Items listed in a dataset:
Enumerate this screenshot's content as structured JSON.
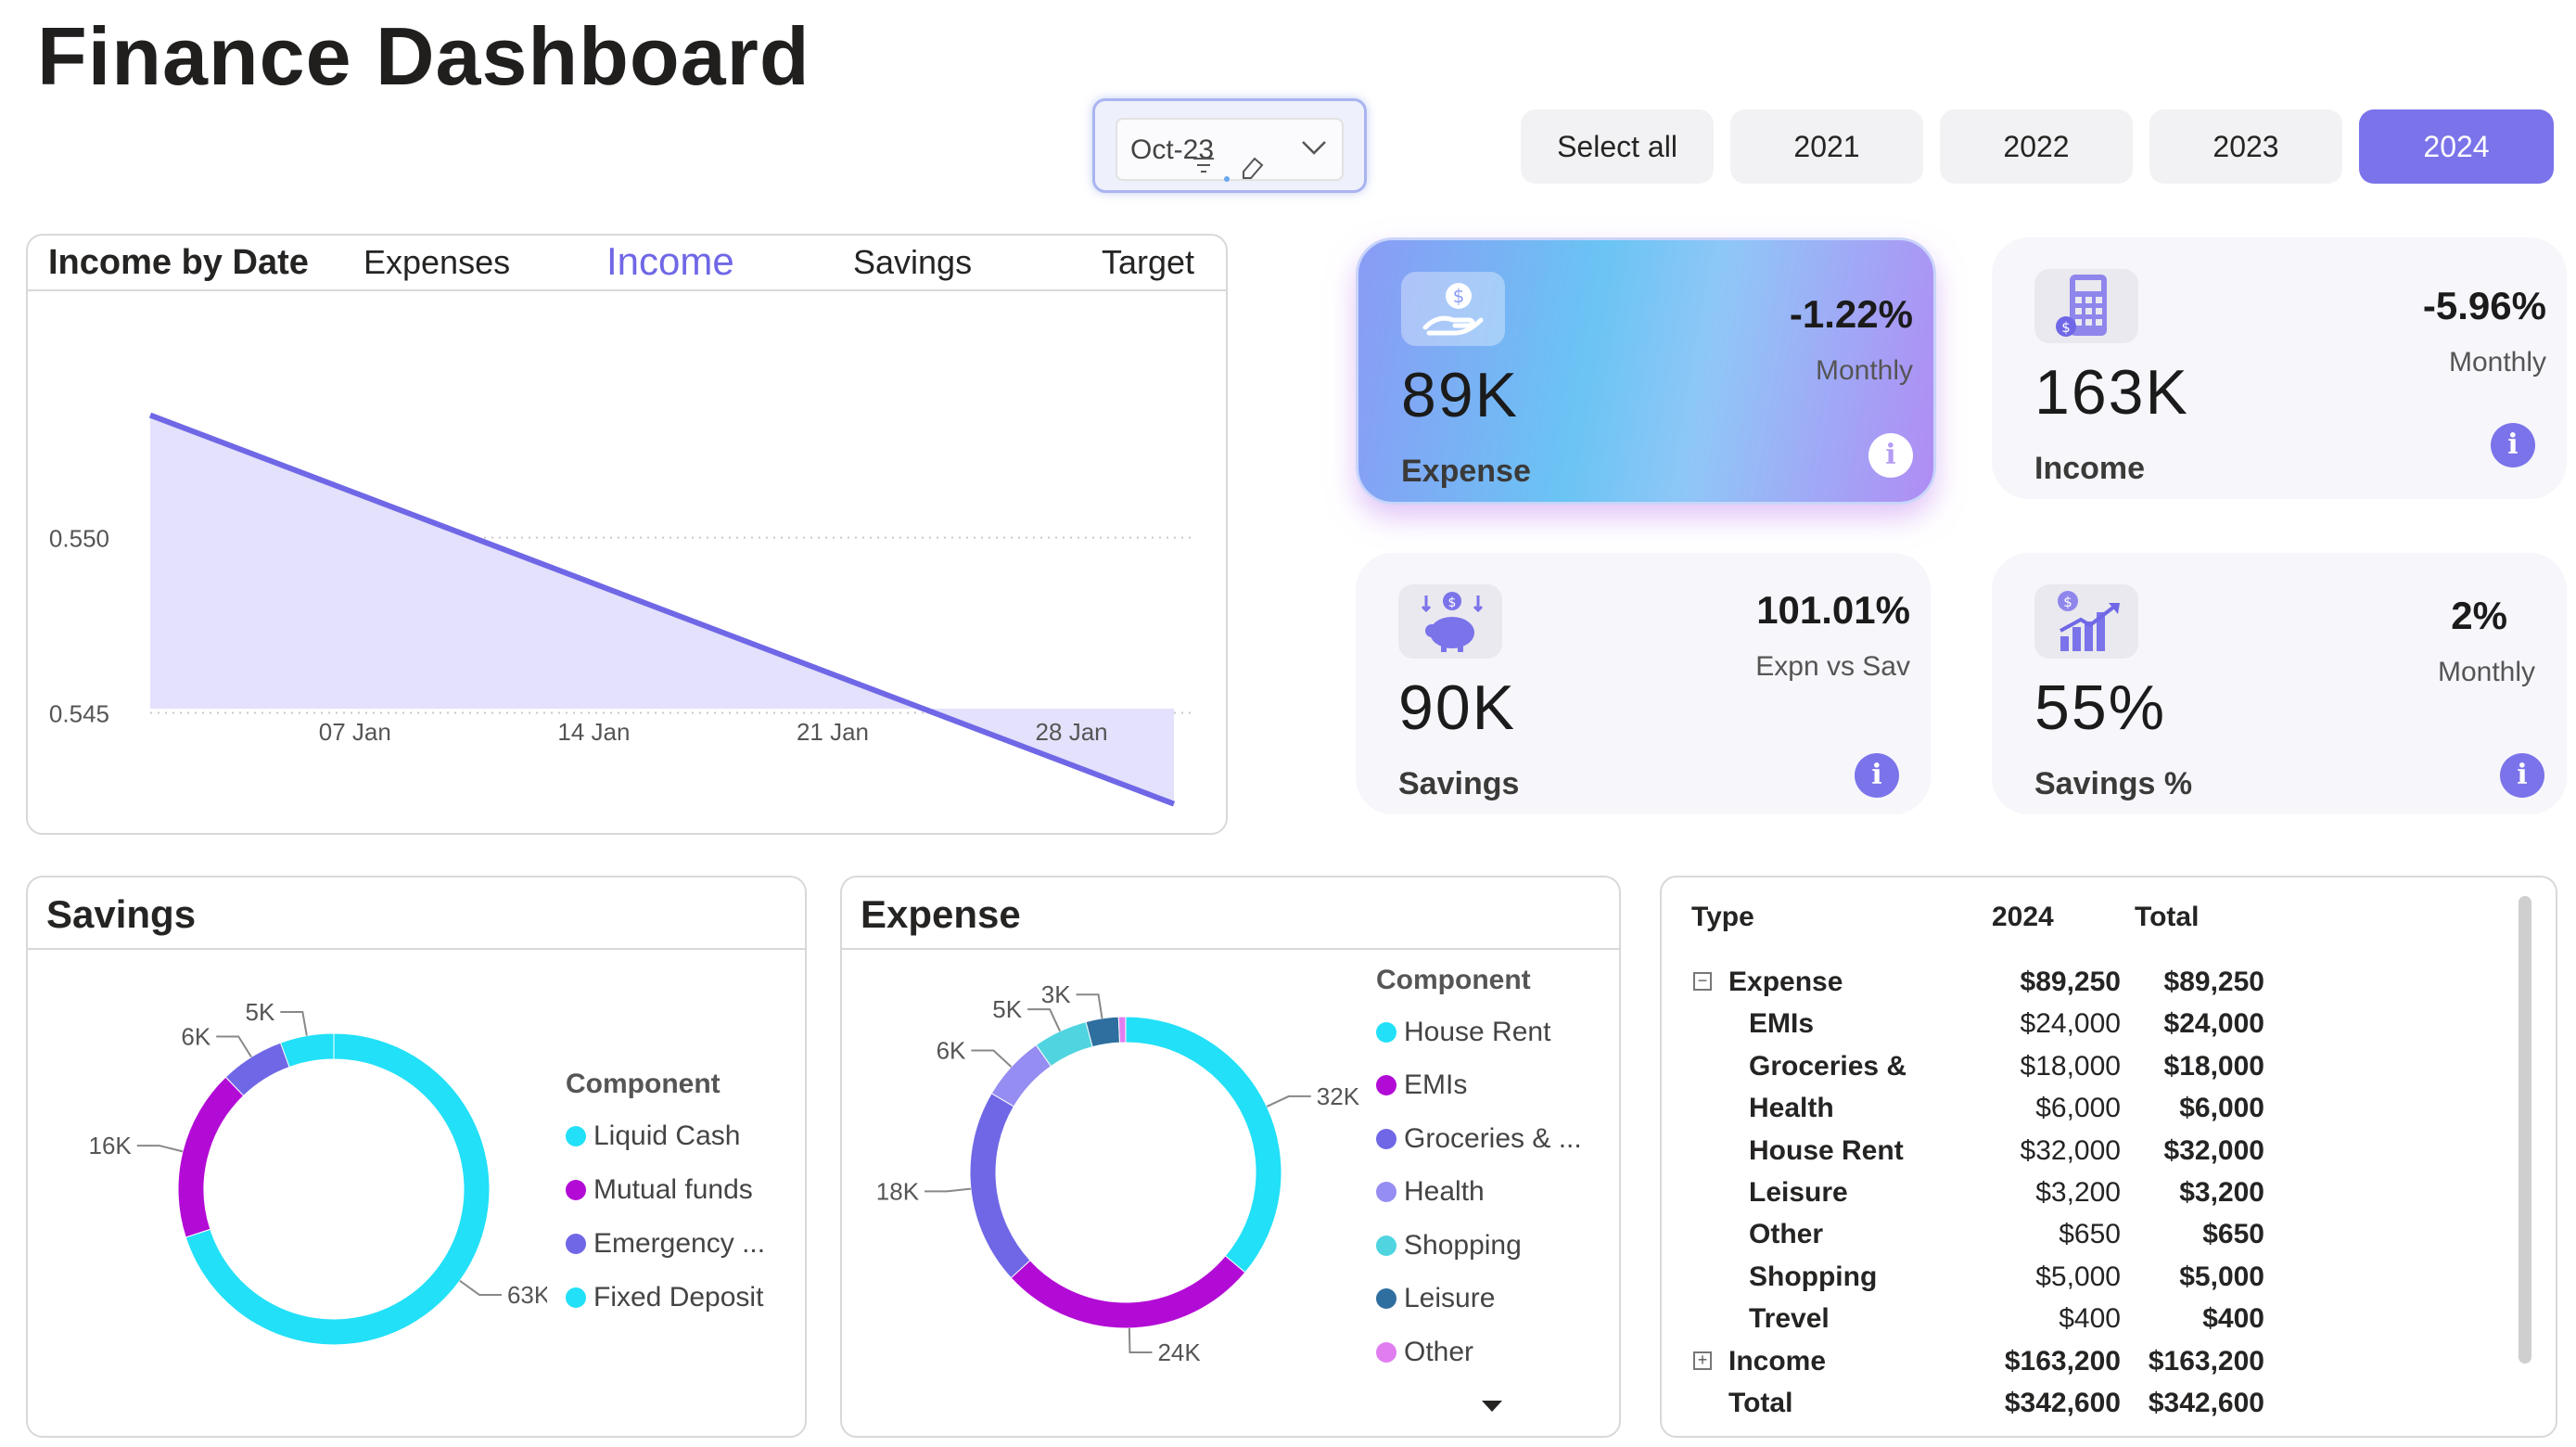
{
  "title": "Finance Dashboard",
  "slicer": {
    "value": "Oct-23"
  },
  "years": [
    {
      "label": "Select all",
      "active": false
    },
    {
      "label": "2021",
      "active": false
    },
    {
      "label": "2022",
      "active": false
    },
    {
      "label": "2023",
      "active": false
    },
    {
      "label": "2024",
      "active": true
    }
  ],
  "income_chart": {
    "title": "Income by Date",
    "tabs": [
      "Expenses",
      "Income",
      "Savings",
      "Target"
    ],
    "active_tab": "Income"
  },
  "kpis": {
    "expense": {
      "value": "89K",
      "label": "Expense",
      "pct": "-1.22%",
      "sub": "Monthly"
    },
    "income": {
      "value": "163K",
      "label": "Income",
      "pct": "-5.96%",
      "sub": "Monthly"
    },
    "savings": {
      "value": "90K",
      "label": "Savings",
      "pct": "101.01%",
      "sub": "Expn vs Sav"
    },
    "savings_pct": {
      "value": "55%",
      "label": "Savings %",
      "pct": "2%",
      "sub": "Monthly"
    }
  },
  "savings_panel": {
    "title": "Savings",
    "legend_title": "Component",
    "legend": [
      "Liquid Cash",
      "Mutual funds",
      "Emergency ...",
      "Fixed Deposit"
    ],
    "data_labels": [
      "63K",
      "16K",
      "6K",
      "5K"
    ]
  },
  "expense_panel": {
    "title": "Expense",
    "legend_title": "Component",
    "legend": [
      "House Rent",
      "EMIs",
      "Groceries & ...",
      "Health",
      "Shopping",
      "Leisure",
      "Other"
    ],
    "data_labels": [
      "32K",
      "24K",
      "18K",
      "6K",
      "5K",
      "3K"
    ]
  },
  "table": {
    "headers": {
      "type": "Type",
      "y2024": "2024",
      "total": "Total"
    },
    "rows": [
      {
        "type": "Expense",
        "y2024": "$89,250",
        "total": "$89,250"
      },
      {
        "type": "EMIs",
        "y2024": "$24,000",
        "total": "$24,000"
      },
      {
        "type": "Groceries &",
        "y2024": "$18,000",
        "total": "$18,000"
      },
      {
        "type": "Health",
        "y2024": "$6,000",
        "total": "$6,000"
      },
      {
        "type": "House Rent",
        "y2024": "$32,000",
        "total": "$32,000"
      },
      {
        "type": "Leisure",
        "y2024": "$3,200",
        "total": "$3,200"
      },
      {
        "type": "Other",
        "y2024": "$650",
        "total": "$650"
      },
      {
        "type": "Shopping",
        "y2024": "$5,000",
        "total": "$5,000"
      },
      {
        "type": "Trevel",
        "y2024": "$400",
        "total": "$400"
      },
      {
        "type": "Income",
        "y2024": "$163,200",
        "total": "$163,200"
      },
      {
        "type": "Total",
        "y2024": "$342,600",
        "total": "$342,600"
      }
    ]
  },
  "chart_data": [
    {
      "type": "area",
      "title": "Income by Date",
      "x": [
        "2024-01-01",
        "2024-01-31"
      ],
      "x_ticks": [
        "07 Jan",
        "14 Jan",
        "21 Jan",
        "28 Jan"
      ],
      "y": [
        0.5535,
        0.5424
      ],
      "y_ticks": [
        "0.550",
        "0.545"
      ],
      "ylim": [
        0.5421,
        0.5564
      ],
      "grid": true,
      "color": "#6f67e6"
    },
    {
      "type": "pie",
      "title": "Savings",
      "categories": [
        "Liquid Cash",
        "Mutual funds",
        "Emergency ...",
        "Fixed Deposit"
      ],
      "values": [
        63,
        16,
        6,
        5
      ],
      "colors": [
        "#22e0f7",
        "#b30bd6",
        "#6f67e6",
        "#22e0f7"
      ]
    },
    {
      "type": "pie",
      "title": "Expense",
      "categories": [
        "House Rent",
        "EMIs",
        "Groceries & ...",
        "Health",
        "Shopping",
        "Leisure",
        "Other"
      ],
      "values": [
        32,
        24,
        18,
        6,
        5,
        3,
        0.65
      ],
      "colors": [
        "#22e0f7",
        "#b30bd6",
        "#6f67e6",
        "#958df2",
        "#4fd4e0",
        "#2f6f9f",
        "#e07ef0"
      ]
    }
  ]
}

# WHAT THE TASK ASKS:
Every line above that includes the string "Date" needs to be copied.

# EXERCISE OUTPUT:
    "title": "Income by Date",
      "title": "Income by Date",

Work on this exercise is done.